* _Records shown_:

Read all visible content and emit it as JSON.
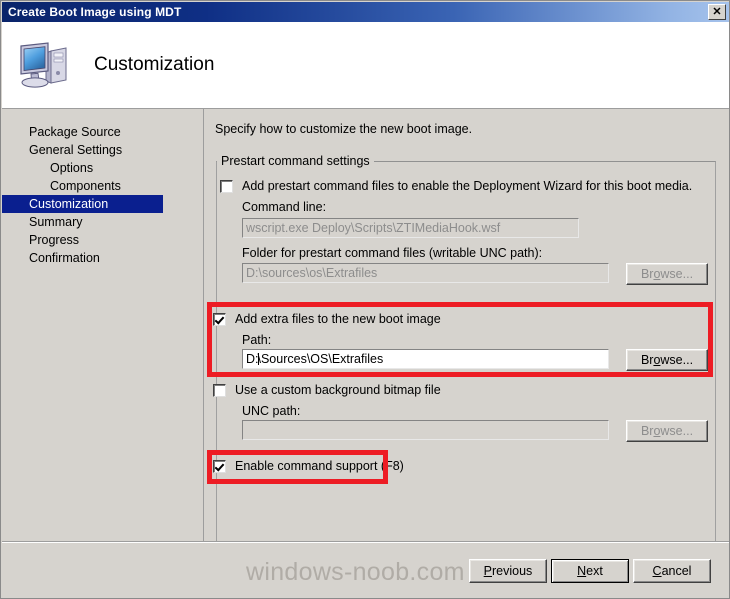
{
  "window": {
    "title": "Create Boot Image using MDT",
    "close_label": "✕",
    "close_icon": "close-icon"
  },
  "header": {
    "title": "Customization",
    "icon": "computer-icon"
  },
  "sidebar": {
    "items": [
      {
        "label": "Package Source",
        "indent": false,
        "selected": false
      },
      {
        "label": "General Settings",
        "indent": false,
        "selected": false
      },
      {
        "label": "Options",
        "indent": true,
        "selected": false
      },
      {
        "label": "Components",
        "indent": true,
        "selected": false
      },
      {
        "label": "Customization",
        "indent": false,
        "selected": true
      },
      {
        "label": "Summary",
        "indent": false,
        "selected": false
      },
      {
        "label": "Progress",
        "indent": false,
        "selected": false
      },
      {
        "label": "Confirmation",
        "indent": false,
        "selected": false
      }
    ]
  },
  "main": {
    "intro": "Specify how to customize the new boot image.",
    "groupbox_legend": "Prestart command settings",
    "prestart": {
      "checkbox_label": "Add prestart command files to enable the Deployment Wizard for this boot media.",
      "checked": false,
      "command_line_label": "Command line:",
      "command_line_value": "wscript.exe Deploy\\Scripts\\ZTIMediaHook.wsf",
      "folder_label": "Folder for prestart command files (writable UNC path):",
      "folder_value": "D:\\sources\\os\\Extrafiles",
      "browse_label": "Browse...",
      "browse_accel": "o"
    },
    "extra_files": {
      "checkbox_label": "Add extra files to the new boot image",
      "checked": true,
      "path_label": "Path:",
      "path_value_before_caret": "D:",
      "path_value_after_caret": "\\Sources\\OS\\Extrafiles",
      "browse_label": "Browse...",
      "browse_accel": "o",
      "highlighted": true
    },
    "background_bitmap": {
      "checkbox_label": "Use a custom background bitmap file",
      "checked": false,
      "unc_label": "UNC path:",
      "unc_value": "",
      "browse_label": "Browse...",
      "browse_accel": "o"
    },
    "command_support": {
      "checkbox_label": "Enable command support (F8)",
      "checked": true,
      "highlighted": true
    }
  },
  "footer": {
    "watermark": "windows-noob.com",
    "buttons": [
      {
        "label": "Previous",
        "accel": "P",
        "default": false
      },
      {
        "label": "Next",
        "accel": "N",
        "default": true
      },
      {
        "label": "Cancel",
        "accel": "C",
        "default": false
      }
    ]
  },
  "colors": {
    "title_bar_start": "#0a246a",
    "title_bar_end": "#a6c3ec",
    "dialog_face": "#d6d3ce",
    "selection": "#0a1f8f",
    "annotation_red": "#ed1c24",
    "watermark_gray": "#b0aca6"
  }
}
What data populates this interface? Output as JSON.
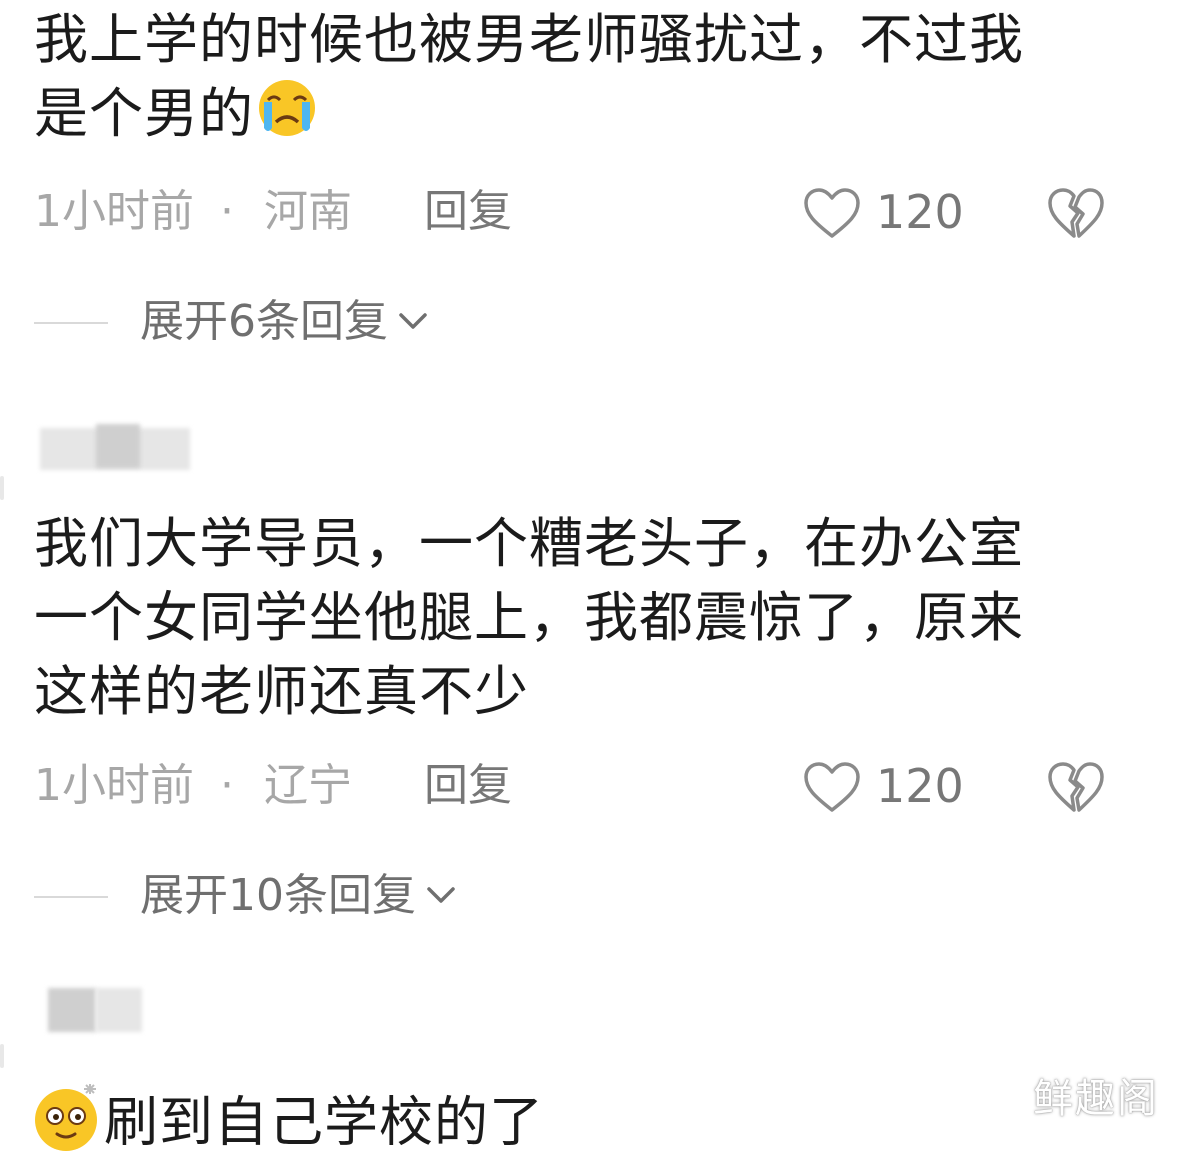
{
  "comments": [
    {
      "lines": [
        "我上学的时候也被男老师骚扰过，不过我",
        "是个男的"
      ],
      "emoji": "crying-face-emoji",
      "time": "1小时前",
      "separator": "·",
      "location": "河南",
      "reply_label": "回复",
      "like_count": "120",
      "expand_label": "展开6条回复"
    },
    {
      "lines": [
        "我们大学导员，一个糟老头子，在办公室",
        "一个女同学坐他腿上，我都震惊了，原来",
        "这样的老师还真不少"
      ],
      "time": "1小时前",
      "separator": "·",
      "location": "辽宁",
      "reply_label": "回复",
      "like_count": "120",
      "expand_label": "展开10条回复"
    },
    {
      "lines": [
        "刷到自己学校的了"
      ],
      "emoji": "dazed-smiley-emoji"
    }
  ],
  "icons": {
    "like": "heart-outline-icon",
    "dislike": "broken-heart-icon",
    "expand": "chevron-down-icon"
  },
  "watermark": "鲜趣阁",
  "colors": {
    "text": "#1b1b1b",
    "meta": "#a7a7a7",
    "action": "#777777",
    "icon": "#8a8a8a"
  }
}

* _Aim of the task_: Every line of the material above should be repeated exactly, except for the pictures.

* _Solution to this problem_:
Read all visible content and emit it as JSON.
{
  "window": {
    "title": "Create Boot Image using MDT",
    "close_label": "✕",
    "close_icon": "close-icon"
  },
  "header": {
    "title": "Customization",
    "icon": "computer-icon"
  },
  "sidebar": {
    "items": [
      {
        "label": "Package Source",
        "indent": false,
        "selected": false
      },
      {
        "label": "General Settings",
        "indent": false,
        "selected": false
      },
      {
        "label": "Options",
        "indent": true,
        "selected": false
      },
      {
        "label": "Components",
        "indent": true,
        "selected": false
      },
      {
        "label": "Customization",
        "indent": false,
        "selected": true
      },
      {
        "label": "Summary",
        "indent": false,
        "selected": false
      },
      {
        "label": "Progress",
        "indent": false,
        "selected": false
      },
      {
        "label": "Confirmation",
        "indent": false,
        "selected": false
      }
    ]
  },
  "main": {
    "intro": "Specify how to customize the new boot image.",
    "groupbox_legend": "Prestart command settings",
    "prestart": {
      "checkbox_label": "Add prestart command files to enable the Deployment Wizard for this boot media.",
      "checked": false,
      "command_line_label": "Command line:",
      "command_line_value": "wscript.exe Deploy\\Scripts\\ZTIMediaHook.wsf",
      "folder_label": "Folder for prestart command files (writable UNC path):",
      "folder_value": "D:\\sources\\os\\Extrafiles",
      "browse_label": "Browse...",
      "browse_accel": "o"
    },
    "extra_files": {
      "checkbox_label": "Add extra files to the new boot image",
      "checked": true,
      "path_label": "Path:",
      "path_value_before_caret": "D:",
      "path_value_after_caret": "\\Sources\\OS\\Extrafiles",
      "browse_label": "Browse...",
      "browse_accel": "o",
      "highlighted": true
    },
    "background_bitmap": {
      "checkbox_label": "Use a custom background bitmap file",
      "checked": false,
      "unc_label": "UNC path:",
      "unc_value": "",
      "browse_label": "Browse...",
      "browse_accel": "o"
    },
    "command_support": {
      "checkbox_label": "Enable command support (F8)",
      "checked": true,
      "highlighted": true
    }
  },
  "footer": {
    "watermark": "windows-noob.com",
    "buttons": [
      {
        "label": "Previous",
        "accel": "P",
        "default": false
      },
      {
        "label": "Next",
        "accel": "N",
        "default": true
      },
      {
        "label": "Cancel",
        "accel": "C",
        "default": false
      }
    ]
  },
  "colors": {
    "title_bar_start": "#0a246a",
    "title_bar_end": "#a6c3ec",
    "dialog_face": "#d6d3ce",
    "selection": "#0a1f8f",
    "annotation_red": "#ed1c24",
    "watermark_gray": "#b0aca6"
  }
}
What data populates this interface? Output as JSON.
{
  "comments": [
    {
      "lines": [
        "我上学的时候也被男老师骚扰过，不过我",
        "是个男的"
      ],
      "emoji": "crying-face-emoji",
      "time": "1小时前",
      "separator": "·",
      "location": "河南",
      "reply_label": "回复",
      "like_count": "120",
      "expand_label": "展开6条回复"
    },
    {
      "lines": [
        "我们大学导员，一个糟老头子，在办公室",
        "一个女同学坐他腿上，我都震惊了，原来",
        "这样的老师还真不少"
      ],
      "time": "1小时前",
      "separator": "·",
      "location": "辽宁",
      "reply_label": "回复",
      "like_count": "120",
      "expand_label": "展开10条回复"
    },
    {
      "lines": [
        "刷到自己学校的了"
      ],
      "emoji": "dazed-smiley-emoji"
    }
  ],
  "icons": {
    "like": "heart-outline-icon",
    "dislike": "broken-heart-icon",
    "expand": "chevron-down-icon"
  },
  "watermark": "鲜趣阁",
  "colors": {
    "text": "#1b1b1b",
    "meta": "#a7a7a7",
    "action": "#777777",
    "icon": "#8a8a8a"
  }
}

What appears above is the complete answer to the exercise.